The inventors of the V-Health Passport have submitted their proposals for pilot tests, called Fans Are Back, to the Department of Digital, Culture, Media and Sport, with spectators set to return to venues on a socially distanced basis from October 1.
Mass gatherings have been banned since March to limit the spread of the virus.
Premier League clubs are understood to be keen to be involved in trials with spectators during pre-season friendlies next month, and the league is one of a large number of competition organisers in the United Kingdom, Europe and the United States who V-Health Passport representatives have been in contact with.
Teams and governing bodies are united in the view that it is not financially viable to open venues at anything below 50 per cent capacity, so a secure technology solution, coupled with a rapid testing kit, is vital in getting fans back into stadiums.
V-Health Passport – invented by Manchester-based VST Enterprises Ltd – is working with a healthcare partner, Latus Health, sports managers REDSTRIKE and event management firm HALO Solutions and is proposing pilot programmes involving between 500 and 5,000 spectators initially.
However, its chief executive and inventor Louis-James Davis is confident their system can get even the biggest venues up to full capacity, with those in attendance having the reassurance that they and the people around them are not infectious.
“We’re creating a bio-secure environment by ensuring all fans – plus stadium staff, security officials, players and backroom staff – inside the stadium are tested and have proved their test result is negative on arrival,” Davis told the PA news agency.
“Let’s say we do five of these pilot events which are a success. There is no reason why this then can’t be scaled up. It’s simply a case of increasing the staff to administer the tests. It will then over time gradually get back to normal because everyone can trust that it’s a bio-secure venue.”
The passport uses end-to-end encryption which Davis says makes it totally unhackable, unlike systems using QR codes which are vulnerable.
Davis says the £15 cost covers everything – the testing, administration of the passport and the bio-security checks at venues – and believes that even in the absence of a sponsor subsidising that, supporters would be prepared to pay more.
“Clubs can’t charge fans a full season ticket cost if they can’t guarantee that they’re going to get in,” Davis said.
“So if the clubs said ‘right, you can come to these games this season, but it’s going to cost an extra £15 a ticket to come’, I would say that most people would go. The clubs might even concede that they have to absorb the £15. Without that revenue from spectators, the clubs cannot exist on advertising and sponsor revenue alone.”
The app works on a traffic light system – red for those who test positive, green for those who have tested negative and amber indicates a countdown trigger date to the next test date.

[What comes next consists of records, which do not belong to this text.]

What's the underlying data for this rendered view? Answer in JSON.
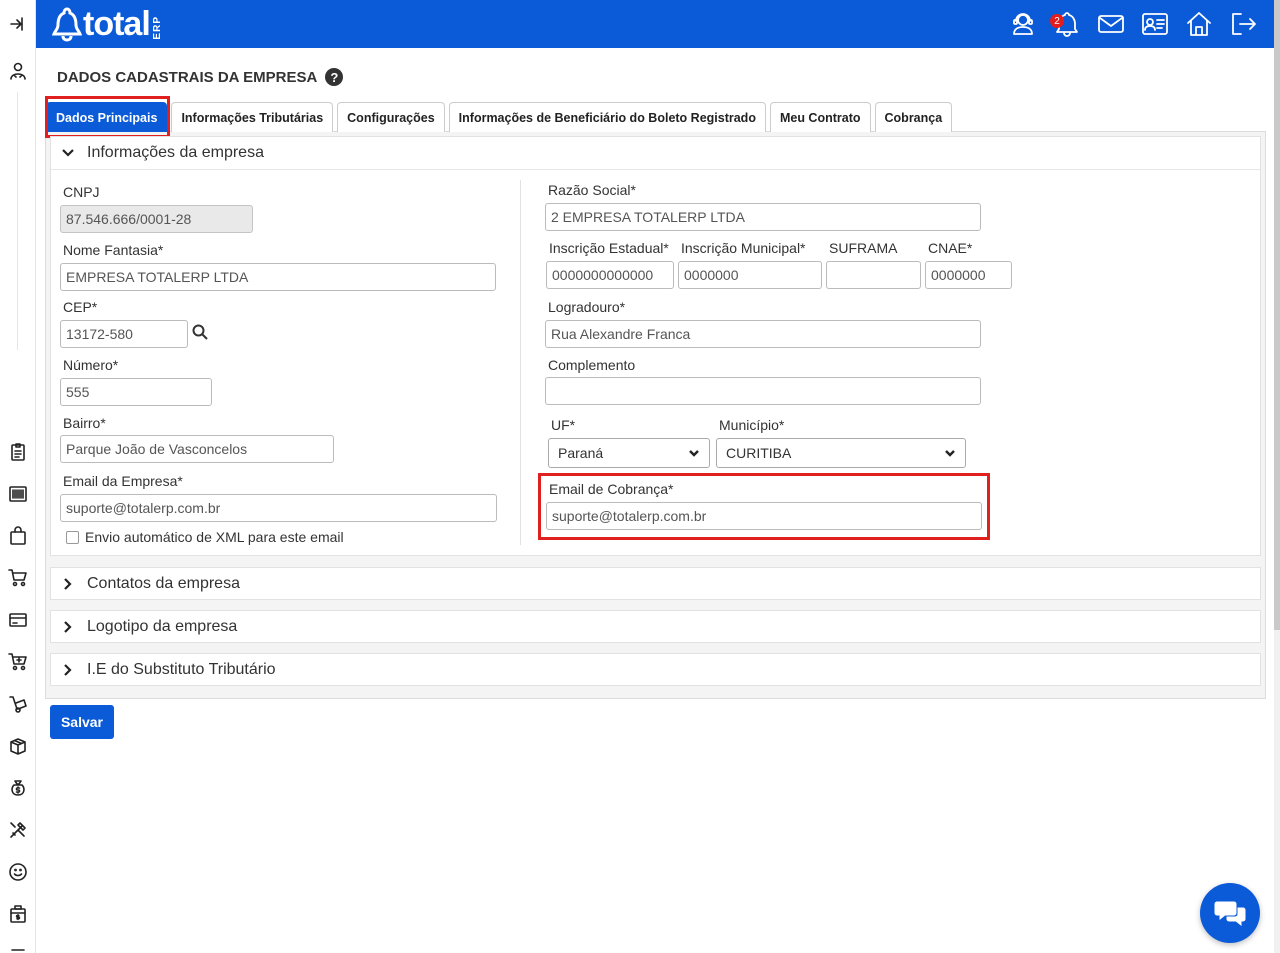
{
  "brand": {
    "logo_text": "total",
    "logo_suffix": "ERP",
    "color": "#0b5bd9"
  },
  "header": {
    "notification_count": "2",
    "icons": [
      "support-agent-icon",
      "bell-icon",
      "mail-icon",
      "contact-card-icon",
      "home-icon",
      "logout-icon"
    ]
  },
  "sidebar": {
    "icons": [
      "pin-icon",
      "users-icon",
      "clipboard-icon",
      "barcode-icon",
      "shopping-bag-icon",
      "cart-icon",
      "credit-card-icon",
      "cart-add-icon",
      "hand-truck-icon",
      "box-icon",
      "money-bag-icon",
      "tools-icon",
      "smiley-icon",
      "cash-register-icon"
    ]
  },
  "page": {
    "title": "DADOS CADASTRAIS DA EMPRESA"
  },
  "tabs": [
    {
      "label": "Dados Principais"
    },
    {
      "label": "Informações Tributárias"
    },
    {
      "label": "Configurações"
    },
    {
      "label": "Informações de Beneficiário do Boleto Registrado"
    },
    {
      "label": "Meu Contrato"
    },
    {
      "label": "Cobrança"
    }
  ],
  "sections": {
    "info_empresa": "Informações da empresa",
    "contatos": "Contatos da empresa",
    "logotipo": "Logotipo da empresa",
    "ie_substituto": "I.E do Substituto Tributário"
  },
  "form": {
    "cnpj": {
      "label": "CNPJ",
      "value": "87.546.666/0001-28"
    },
    "nome_fantasia": {
      "label": "Nome Fantasia*",
      "value": "EMPRESA TOTALERP LTDA"
    },
    "cep": {
      "label": "CEP*",
      "value": "13172-580"
    },
    "numero": {
      "label": "Número*",
      "value": "555"
    },
    "bairro": {
      "label": "Bairro*",
      "value": "Parque João de Vasconcelos"
    },
    "email_empresa": {
      "label": "Email da Empresa*",
      "value": "suporte@totalerp.com.br"
    },
    "envio_xml": {
      "label": "Envio automático de XML para este email"
    },
    "razao_social": {
      "label": "Razão Social*",
      "value": "2 EMPRESA TOTALERP LTDA"
    },
    "inscricao_estadual": {
      "label": "Inscrição Estadual*",
      "value": "0000000000000"
    },
    "inscricao_municipal": {
      "label": "Inscrição Municipal*",
      "value": "0000000"
    },
    "suframa": {
      "label": "SUFRAMA",
      "value": ""
    },
    "cnae": {
      "label": "CNAE*",
      "value": "0000000"
    },
    "logradouro": {
      "label": "Logradouro*",
      "value": "Rua Alexandre Franca"
    },
    "complemento": {
      "label": "Complemento",
      "value": ""
    },
    "uf": {
      "label": "UF*",
      "value": "Paraná"
    },
    "municipio": {
      "label": "Município*",
      "value": "CURITIBA"
    },
    "email_cobranca": {
      "label": "Email de Cobrança*",
      "value": "suporte@totalerp.com.br"
    }
  },
  "actions": {
    "save_label": "Salvar"
  },
  "colors": {
    "highlight": "#e0201e",
    "primary": "#0b5bd9"
  }
}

The period of time the passport can be valid for is at the discretion of the specific test – which in this case is for two weeks – and then ultimately the company or governing body endorsing it.
Asked how confident he was that the government would approve the system for initial trials, Davis said: “We’ve got a considerable amount of interest from many clubs and governing bodies right across spectator sports to see these test pilots in action and prove they work and can be scaled. But any mass gathering of fans needs to have Government and DCMS approval.”

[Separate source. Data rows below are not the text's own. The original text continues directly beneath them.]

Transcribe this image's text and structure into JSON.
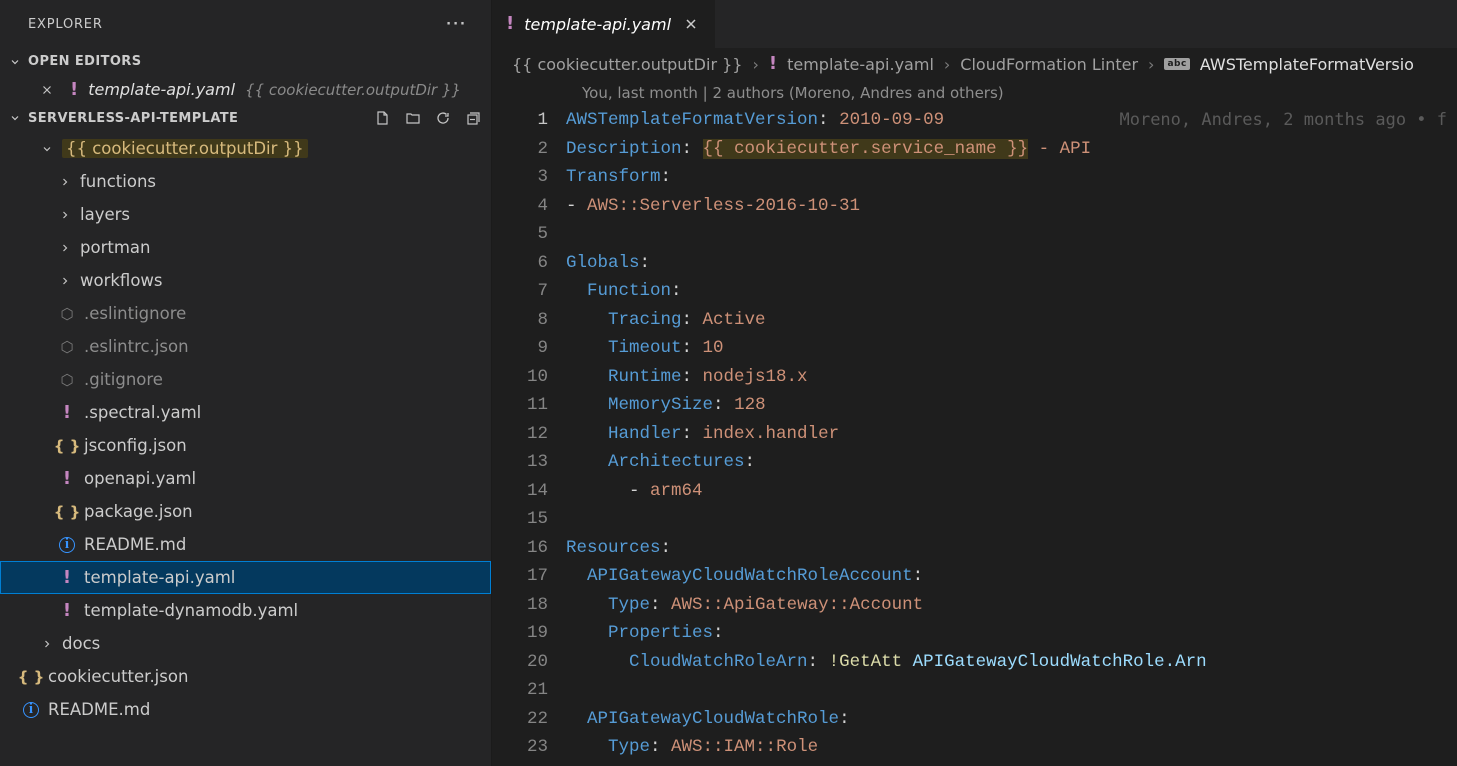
{
  "explorer": {
    "title": "EXPLORER",
    "openEditorsLabel": "OPEN EDITORS",
    "workspaceName": "SERVERLESS-API-TEMPLATE",
    "openEditor": {
      "name": "template-api.yaml",
      "path": "{{ cookiecutter.outputDir }}"
    },
    "tree": [
      {
        "kind": "folder",
        "depth": 1,
        "expanded": true,
        "name": "{{ cookiecutter.outputDir }}",
        "highlight": true
      },
      {
        "kind": "folder",
        "depth": 2,
        "expanded": false,
        "name": "functions"
      },
      {
        "kind": "folder",
        "depth": 2,
        "expanded": false,
        "name": "layers"
      },
      {
        "kind": "folder",
        "depth": 2,
        "expanded": false,
        "name": "portman"
      },
      {
        "kind": "folder",
        "depth": 2,
        "expanded": false,
        "name": "workflows"
      },
      {
        "kind": "file",
        "depth": 2,
        "icon": "hex",
        "name": ".eslintignore",
        "dim": true
      },
      {
        "kind": "file",
        "depth": 2,
        "icon": "hex",
        "name": ".eslintrc.json",
        "dim": true
      },
      {
        "kind": "file",
        "depth": 2,
        "icon": "hex",
        "name": ".gitignore",
        "dim": true
      },
      {
        "kind": "file",
        "depth": 2,
        "icon": "bang",
        "name": ".spectral.yaml"
      },
      {
        "kind": "file",
        "depth": 2,
        "icon": "brace",
        "name": "jsconfig.json"
      },
      {
        "kind": "file",
        "depth": 2,
        "icon": "bang",
        "name": "openapi.yaml"
      },
      {
        "kind": "file",
        "depth": 2,
        "icon": "brace",
        "name": "package.json"
      },
      {
        "kind": "file",
        "depth": 2,
        "icon": "info",
        "name": "README.md"
      },
      {
        "kind": "file",
        "depth": 2,
        "icon": "bang",
        "name": "template-api.yaml",
        "selected": true
      },
      {
        "kind": "file",
        "depth": 2,
        "icon": "bang",
        "name": "template-dynamodb.yaml"
      },
      {
        "kind": "folder",
        "depth": 1,
        "expanded": false,
        "name": "docs"
      },
      {
        "kind": "file",
        "depth": 0,
        "icon": "brace",
        "name": "cookiecutter.json"
      },
      {
        "kind": "file",
        "depth": 0,
        "icon": "info",
        "name": "README.md"
      }
    ]
  },
  "editor": {
    "tab": {
      "name": "template-api.yaml"
    },
    "breadcrumbs": {
      "p1": "{{ cookiecutter.outputDir }}",
      "p2": "template-api.yaml",
      "p3": "CloudFormation Linter",
      "p4": "AWSTemplateFormatVersio"
    },
    "codelens": "You, last month | 2 authors (Moreno, Andres and others)",
    "blame": "Moreno, Andres, 2 months ago • f",
    "lines": [
      [
        {
          "t": "AWSTemplateFormatVersion",
          "c": "key"
        },
        {
          "t": ": ",
          "c": "sep"
        },
        {
          "t": "2010-09-09",
          "c": "str"
        }
      ],
      [
        {
          "t": "Description",
          "c": "key"
        },
        {
          "t": ": ",
          "c": "sep"
        },
        {
          "t": "{{ cookiecutter.service_name }}",
          "c": "str",
          "hl": true
        },
        {
          "t": " - API",
          "c": "str"
        }
      ],
      [
        {
          "t": "Transform",
          "c": "key"
        },
        {
          "t": ":",
          "c": "sep"
        }
      ],
      [
        {
          "t": "- ",
          "c": "plain"
        },
        {
          "t": "AWS::Serverless-2016-10-31",
          "c": "str"
        }
      ],
      [],
      [
        {
          "t": "Globals",
          "c": "key"
        },
        {
          "t": ":",
          "c": "sep"
        }
      ],
      [
        {
          "t": "  ",
          "c": "plain"
        },
        {
          "t": "Function",
          "c": "key"
        },
        {
          "t": ":",
          "c": "sep"
        }
      ],
      [
        {
          "t": "    ",
          "c": "plain"
        },
        {
          "t": "Tracing",
          "c": "key"
        },
        {
          "t": ": ",
          "c": "sep"
        },
        {
          "t": "Active",
          "c": "str"
        }
      ],
      [
        {
          "t": "    ",
          "c": "plain"
        },
        {
          "t": "Timeout",
          "c": "key"
        },
        {
          "t": ": ",
          "c": "sep"
        },
        {
          "t": "10",
          "c": "str"
        }
      ],
      [
        {
          "t": "    ",
          "c": "plain"
        },
        {
          "t": "Runtime",
          "c": "key"
        },
        {
          "t": ": ",
          "c": "sep"
        },
        {
          "t": "nodejs18.x",
          "c": "str"
        }
      ],
      [
        {
          "t": "    ",
          "c": "plain"
        },
        {
          "t": "MemorySize",
          "c": "key"
        },
        {
          "t": ": ",
          "c": "sep"
        },
        {
          "t": "128",
          "c": "str"
        }
      ],
      [
        {
          "t": "    ",
          "c": "plain"
        },
        {
          "t": "Handler",
          "c": "key"
        },
        {
          "t": ": ",
          "c": "sep"
        },
        {
          "t": "index.handler",
          "c": "str"
        }
      ],
      [
        {
          "t": "    ",
          "c": "plain"
        },
        {
          "t": "Architectures",
          "c": "key"
        },
        {
          "t": ":",
          "c": "sep"
        }
      ],
      [
        {
          "t": "      - ",
          "c": "plain"
        },
        {
          "t": "arm64",
          "c": "str"
        }
      ],
      [],
      [
        {
          "t": "Resources",
          "c": "key"
        },
        {
          "t": ":",
          "c": "sep"
        }
      ],
      [
        {
          "t": "  ",
          "c": "plain"
        },
        {
          "t": "APIGatewayCloudWatchRoleAccount",
          "c": "key"
        },
        {
          "t": ":",
          "c": "sep"
        }
      ],
      [
        {
          "t": "    ",
          "c": "plain"
        },
        {
          "t": "Type",
          "c": "key"
        },
        {
          "t": ": ",
          "c": "sep"
        },
        {
          "t": "AWS::ApiGateway::Account",
          "c": "str"
        }
      ],
      [
        {
          "t": "    ",
          "c": "plain"
        },
        {
          "t": "Properties",
          "c": "key"
        },
        {
          "t": ":",
          "c": "sep"
        }
      ],
      [
        {
          "t": "      ",
          "c": "plain"
        },
        {
          "t": "CloudWatchRoleArn",
          "c": "key"
        },
        {
          "t": ": ",
          "c": "sep"
        },
        {
          "t": "!GetAtt",
          "c": "fn"
        },
        {
          "t": " ",
          "c": "plain"
        },
        {
          "t": "APIGatewayCloudWatchRole.Arn",
          "c": "var"
        }
      ],
      [],
      [
        {
          "t": "  ",
          "c": "plain"
        },
        {
          "t": "APIGatewayCloudWatchRole",
          "c": "key"
        },
        {
          "t": ":",
          "c": "sep"
        }
      ],
      [
        {
          "t": "    ",
          "c": "plain"
        },
        {
          "t": "Type",
          "c": "key"
        },
        {
          "t": ": ",
          "c": "sep"
        },
        {
          "t": "AWS::IAM::Role",
          "c": "str"
        }
      ]
    ]
  }
}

The first government-sanctioned test event involving spectators was the cricket friendly between Surrey and Middlesex last Sunday and Monday.
The first indoor event with restricted spectators will be the World Snooker Championship at the Crucible in Sheffield, which starts on Friday, followed by 5,000 racegoers attending the Glorious Goodwood Festival on Saturday.
All three of those tests rely on social distancing measures only.